This was actually a really important question for this position. I wanted to make extra sure that we got a candidate who is not only good at communicating live, but also recording what they know for future reference. This was a hole I needed to fill in the department for sure. An elaborate answer to this question was absolute gold to me.
Do you have any other questions for us?
Since there was a phone interview and a good day or two between it and the in-person meeting, candidates had plenty of time to think of questions to ask. When I was on the other side of interviews in the past, I was usually that candidate who replied, “No, not at this moment,” to this question. Now that I’m on this side, I really do see that as a shortcoming and wonder how I was ever hired anywhere.
The top candidate for this position had a page of questions to ask. I don’t even remember what they were now, but it demonstrated that he was passionate, enthusiastic, and was really interested in the job. The candidates who simply shrugged and had nothing to ask in response didn’t seem disinterested, but they didn’t have that little bit of extra icing on the cake.
When I was originally going through resumes, I began to have serious concerns that I was getting too many top tier candidates and that I would be faced with making an impossible decision between multiple candidates who could all be a good fit.

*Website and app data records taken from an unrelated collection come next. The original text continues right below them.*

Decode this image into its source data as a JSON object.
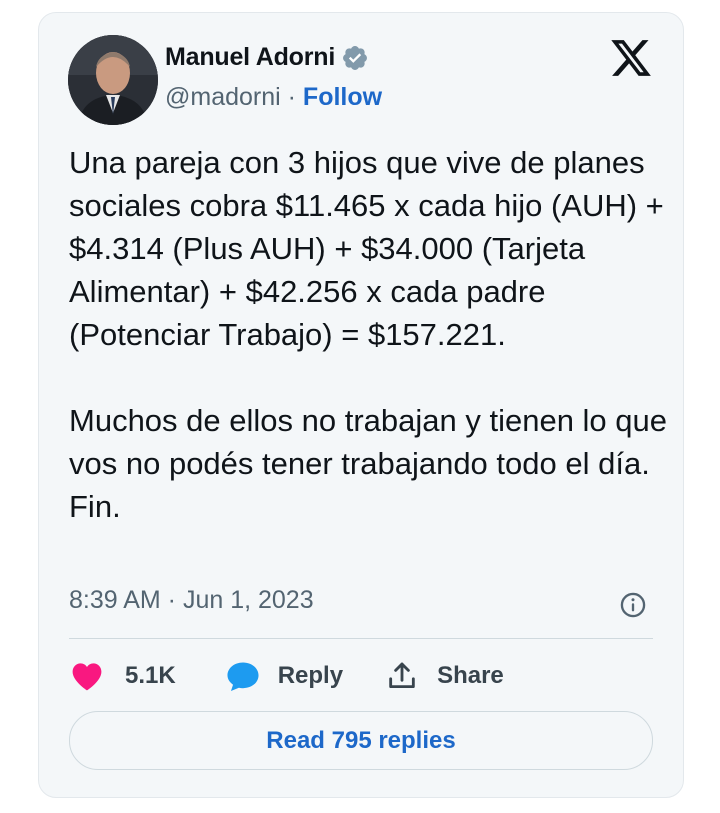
{
  "author": {
    "name": "Manuel Adorni",
    "handle": "@madorni",
    "separator": " · ",
    "follow_label": "Follow"
  },
  "icons": {
    "verified": "verified-badge-icon",
    "brand": "x-logo-icon",
    "info": "info-icon",
    "like": "heart-icon",
    "reply": "speech-bubble-icon",
    "share": "share-upload-icon"
  },
  "tweet": {
    "paragraphs": [
      "Una pareja con 3 hijos que vive de planes sociales cobra $11.465 x cada hijo (AUH) + $4.314 (Plus AUH) + $34.000 (Tarjeta Alimentar) + $42.256 x cada padre (Potenciar Trabajo) = $157.221.",
      "Muchos de ellos no trabajan y tienen lo que vos no podés tener trabajando todo el día. Fin."
    ],
    "timestamp": "8:39 AM · Jun 1, 2023"
  },
  "actions": {
    "likes": "5.1K",
    "reply_label": "Reply",
    "share_label": "Share"
  },
  "read_replies_label": "Read 795 replies",
  "colors": {
    "card_background": "#f4f7f9",
    "text": "#0f1419",
    "secondary_text": "#536471",
    "link": "#1d68c9",
    "heart": "#f91880",
    "reply_bubble": "#1d9bf0",
    "verified": "#829aab"
  }
}
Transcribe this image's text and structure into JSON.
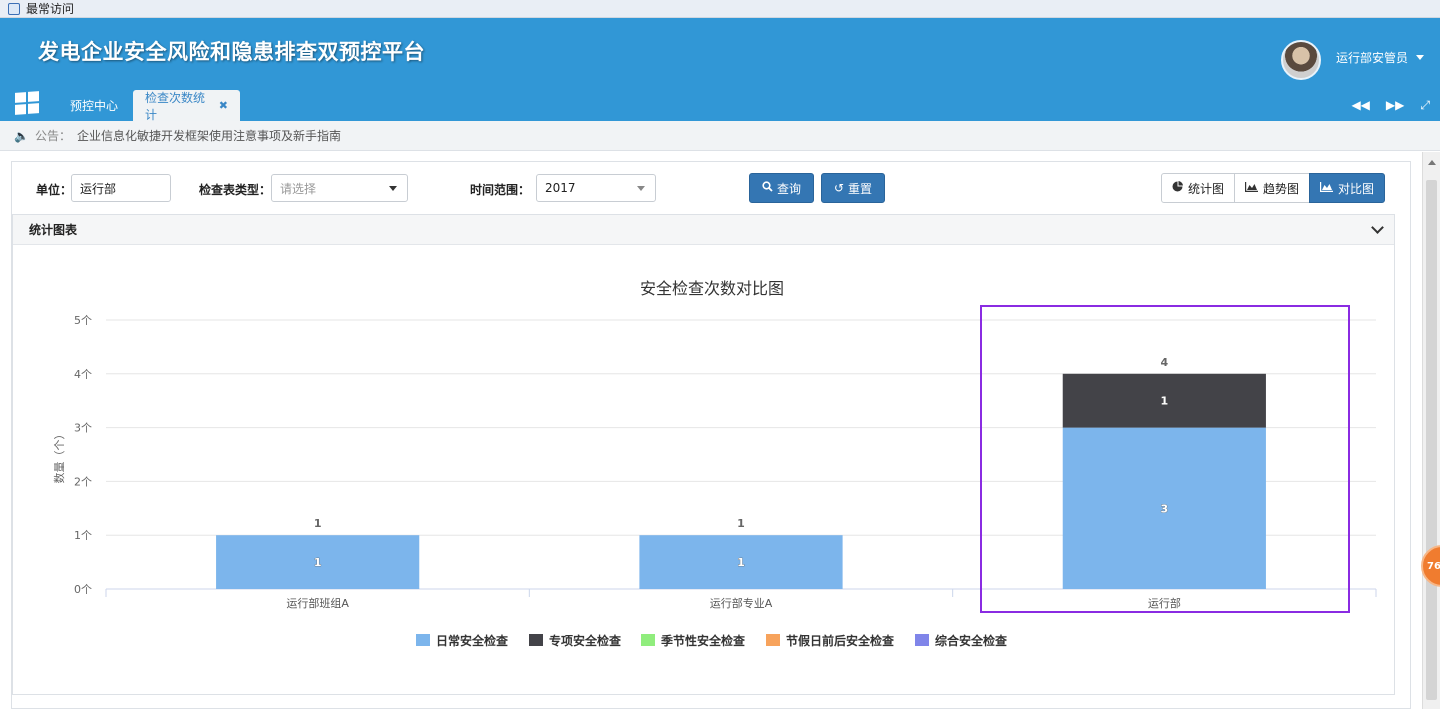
{
  "browser": {
    "title": "最常访问"
  },
  "header": {
    "brand": "发电企业安全风险和隐患排查双预控平台",
    "user": "运行部安管员"
  },
  "tabs": [
    {
      "label": "预控中心"
    },
    {
      "label": "检查次数统计",
      "close": "✖"
    }
  ],
  "notice": {
    "label": "公告：",
    "text": "企业信息化敏捷开发框架使用注意事项及新手指南"
  },
  "filters": {
    "unit_label": "单位：",
    "unit_value": "运行部",
    "type_label": "检查表类型：",
    "type_placeholder": "请选择",
    "time_label": "时间范围：",
    "time_value": "2017",
    "query": "查询",
    "reset": "重置"
  },
  "views": {
    "stat": "统计图",
    "trend": "趋势图",
    "compare": "对比图"
  },
  "box": {
    "title": "统计图表"
  },
  "colors": {
    "accent": "#3197d6",
    "button": "#3476b3",
    "highlight": "#8a2be2"
  },
  "chart_data": {
    "type": "bar",
    "stacked": true,
    "title": "安全检查次数对比图",
    "ylabel": "数量（个）",
    "ylim": [
      0,
      5
    ],
    "yticks": [
      "0个",
      "1个",
      "2个",
      "3个",
      "4个",
      "5个"
    ],
    "categories": [
      "运行部班组A",
      "运行部专业A",
      "运行部"
    ],
    "series": [
      {
        "name": "日常安全检查",
        "values": [
          1,
          1,
          3
        ],
        "color": "#7cb5ec"
      },
      {
        "name": "专项安全检查",
        "values": [
          0,
          0,
          1
        ],
        "color": "#434348"
      },
      {
        "name": "季节性安全检查",
        "values": [
          0,
          0,
          0
        ],
        "color": "#90ed7d"
      },
      {
        "name": "节假日前后安全检查",
        "values": [
          0,
          0,
          0
        ],
        "color": "#f7a35c"
      },
      {
        "name": "综合安全检查",
        "values": [
          0,
          0,
          0
        ],
        "color": "#8085e9"
      }
    ],
    "totals": [
      1,
      1,
      4
    ],
    "grid": true,
    "legend": "bottom",
    "highlighted_category": "运行部"
  }
}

I am happy to say that ultimately wasn’t the case. After the phone interview and the in-person interview, I ended up with one candidate who I felt was undoubtedly a great fit. I was prepared to end up with two or even three, and have the tie-breaker be the people who would handle the second in-person interview, but that wasn’t ultimately necessary: the one candidate was enough, and ended up getting the position.
I am reading a book about leadership, and the main thing it has emphasized so far is that you need to make real human connections with the people you work with. This is something I tried to do during the interview process. I wanted to make sure I felt like I had a good understanding of who the candidate was, how they work and what excites them, and I tried to craft the whole process around that goal. I think I did a pretty good job of achieving it. I encourage you to try to work more personality into your interview process, especially because company culture and the relationship you have with your workers is (in my opinion) the primary driver of productivity.